WHAT IS BEING ASKED: Wherever the word "natives" appears in a line of the records, copy that line.

RECORDS FOR PROCESSING:
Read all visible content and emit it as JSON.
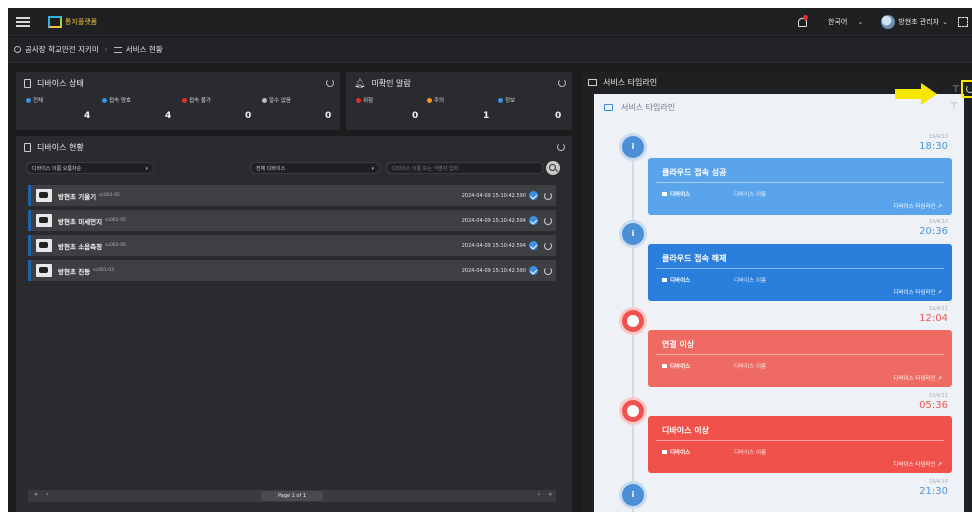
{
  "topbar": {
    "logo_text": "통지플랫폼",
    "language": "한국어",
    "user_name": "방현초 관리자"
  },
  "breadcrumb": {
    "root": "공사장 학교안전 지키미",
    "current": "서비스 현황"
  },
  "device_status": {
    "title": "디바이스 상태",
    "items": [
      {
        "label": "전체",
        "value": "4",
        "color": "#3a8ee6"
      },
      {
        "label": "접속 양호",
        "value": "4",
        "color": "#3a8ee6"
      },
      {
        "label": "접속 불가",
        "value": "0",
        "color": "#e0302e"
      },
      {
        "label": "알수 없음",
        "value": "0",
        "color": "#bdbdbd"
      }
    ]
  },
  "unack_alarms": {
    "title": "미확인 알람",
    "items": [
      {
        "label": "위험",
        "value": "0",
        "color": "#e0302e"
      },
      {
        "label": "주의",
        "value": "1",
        "color": "#f09a1e"
      },
      {
        "label": "정보",
        "value": "0",
        "color": "#3a8ee6"
      }
    ]
  },
  "device_list": {
    "title": "디바이스 현황",
    "sort_select": "디바이스 이름 오름차순",
    "filter_select": "전체 디바이스",
    "search_placeholder": "디바이스 이름 또는 식별자 입력",
    "rows": [
      {
        "name": "방현초 기울기",
        "id": "sc001-02",
        "time": "2024-04-09 15:10:42.590"
      },
      {
        "name": "방현초 미세먼지",
        "id": "sc001-05",
        "time": "2024-04-09 15:10:42.594"
      },
      {
        "name": "방현초 소음측정",
        "id": "sc001-06",
        "time": "2024-04-09 15:10:42.594"
      },
      {
        "name": "방현초 진동",
        "id": "sc001-03",
        "time": "2024-04-09 15:10:42.590"
      }
    ],
    "pager": {
      "info": "Page 1 of 1",
      "first": "«",
      "prev": "‹",
      "next": "›",
      "last": "»"
    }
  },
  "timeline": {
    "title": "서비스 타임라인",
    "inner_title": "서비스 타임라인",
    "events": [
      {
        "type": "info",
        "title": "클라우드 접속 성공",
        "date": "19/4/10",
        "time": "18:30",
        "device_label": "디바이스",
        "device_name": "디바이스 이름",
        "link": "디바이스 타임라인"
      },
      {
        "type": "info",
        "title": "클라우드 접속 해제",
        "date": "19/4/10",
        "time": "20:36",
        "device_label": "디바이스",
        "device_name": "디바이스 이름",
        "link": "디바이스 타임라인"
      },
      {
        "type": "error",
        "title": "연결 이상",
        "date": "19/4/11",
        "time": "12:04",
        "device_label": "디바이스",
        "device_name": "디바이스 이름",
        "link": "디바이스 타임라인"
      },
      {
        "type": "error",
        "title": "디바이스 이상",
        "date": "19/4/11",
        "time": "05:36",
        "device_label": "디바이스",
        "device_name": "디바이스 이름",
        "link": "디바이스 타임라인"
      },
      {
        "type": "info",
        "title": "",
        "date": "19/4/16",
        "time": "21:30",
        "device_label": "",
        "device_name": "",
        "link": ""
      }
    ]
  },
  "icons": {
    "menu": "hamburger-icon",
    "bell": "bell-icon",
    "refresh": "refresh-icon",
    "filter": "filter-icon",
    "search": "search-icon",
    "check": "check-circle-icon",
    "arrow": "yellow-arrow-annotation"
  },
  "colors": {
    "accent_blue": "#3a8ee6",
    "danger_red": "#ef5350",
    "highlight_yellow": "#f7e600"
  }
}
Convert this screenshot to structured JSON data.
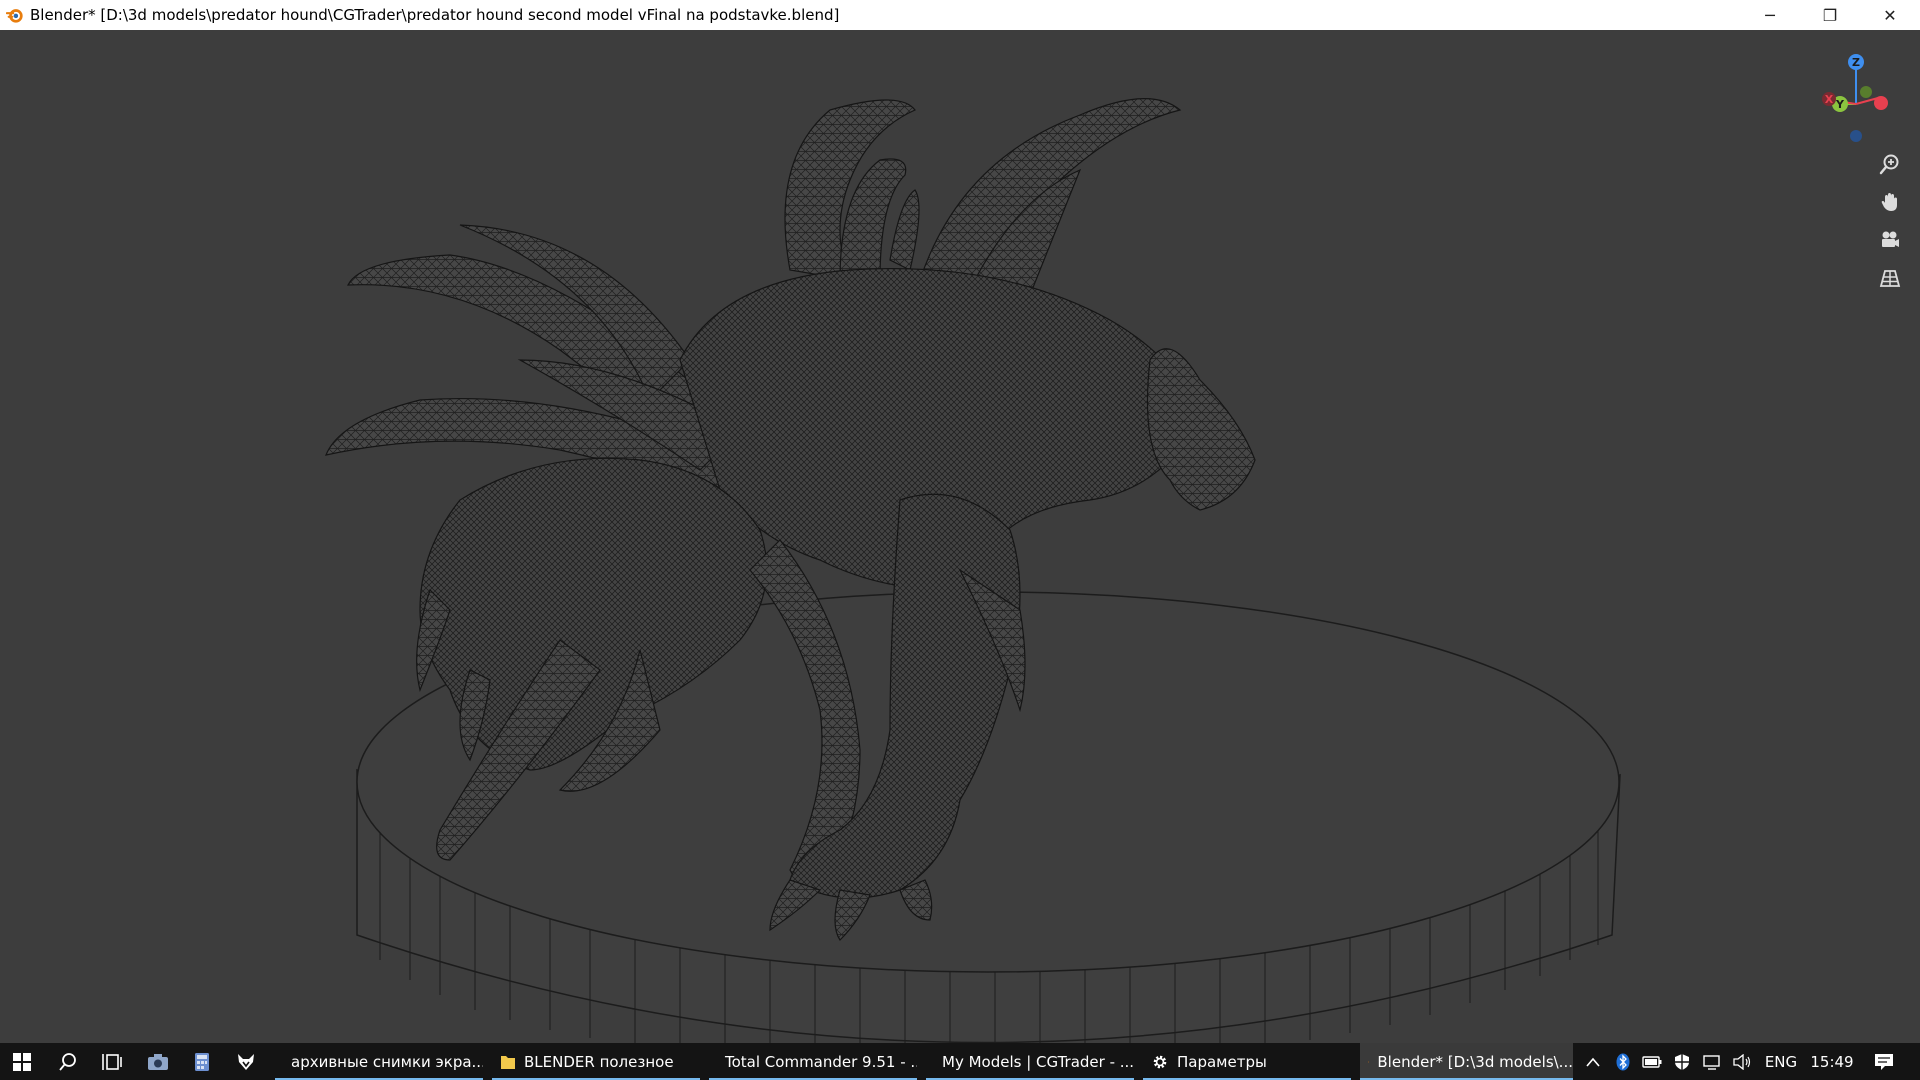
{
  "window": {
    "title": "Blender* [D:\\3d models\\predator hound\\CGTrader\\predator hound second model vFinal na podstavke.blend]",
    "minimize": "─",
    "restore": "❐",
    "close": "✕"
  },
  "gizmo": {
    "z": "Z",
    "y": "Y",
    "x": "X"
  },
  "taskbar": {
    "apps": [
      {
        "label": "архивные снимки экра...",
        "icon": "folder-icon"
      },
      {
        "label": "BLENDER полезное",
        "icon": "folder-icon"
      },
      {
        "label": "Total Commander 9.51 - ...",
        "icon": "total-commander-icon"
      },
      {
        "label": "My Models | CGTrader - ...",
        "icon": "chrome-icon"
      },
      {
        "label": "Параметры",
        "icon": "gear-icon"
      },
      {
        "label": "Blender* [D:\\3d models\\...",
        "icon": "blender-icon"
      }
    ],
    "tray": {
      "language": "ENG",
      "time": "15:49"
    }
  },
  "colors": {
    "viewport_bg": "#3d3d3d",
    "taskbar_bg": "#141414",
    "axis_x": "#e8404f",
    "axis_y": "#8bc43f",
    "axis_z": "#3f8fef",
    "accent": "#76b9ed"
  }
}
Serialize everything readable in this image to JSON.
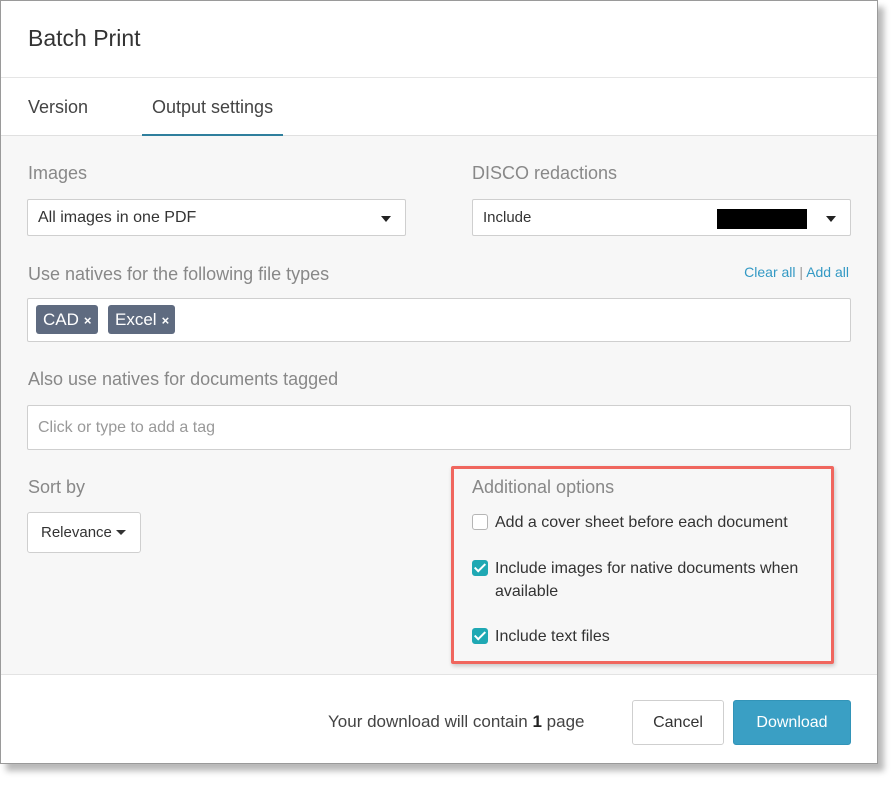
{
  "dialog": {
    "title": "Batch Print"
  },
  "tabs": [
    {
      "label": "Version",
      "active": false
    },
    {
      "label": "Output settings",
      "active": true
    }
  ],
  "images": {
    "label": "Images",
    "selected": "All images in one PDF"
  },
  "disco": {
    "label": "DISCO redactions",
    "selected": "Include"
  },
  "natives": {
    "label": "Use natives for the following file types",
    "clear_all": "Clear all",
    "separator": "|",
    "add_all": "Add all",
    "chips": [
      {
        "label": "CAD"
      },
      {
        "label": "Excel"
      }
    ],
    "chip_remove_glyph": "×"
  },
  "tagged": {
    "label": "Also use natives for documents tagged",
    "placeholder": "Click or type to add a tag"
  },
  "sort": {
    "label": "Sort by",
    "selected": "Relevance"
  },
  "additional": {
    "label": "Additional options",
    "options": [
      {
        "label": "Add a cover sheet before each document",
        "checked": false
      },
      {
        "label_line1": "Include images for native documents when",
        "label_line2": "available",
        "checked": true
      },
      {
        "label": "Include text files",
        "checked": true
      }
    ],
    "highlight_color": "#f0665e"
  },
  "footer": {
    "summary_prefix": "Your download will contain",
    "page_count": "1",
    "summary_suffix": "page",
    "cancel_label": "Cancel",
    "download_label": "Download"
  },
  "colors": {
    "accent": "#3a9fc4",
    "checkbox": "#1fa8b3",
    "chip": "#5f6b80",
    "tab_underline": "#2f7f9d"
  }
}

ANSWER SECTION:
  "natives": {
    "label": "Use natives for the following file types",
    "label": "Also use natives for documents tagged",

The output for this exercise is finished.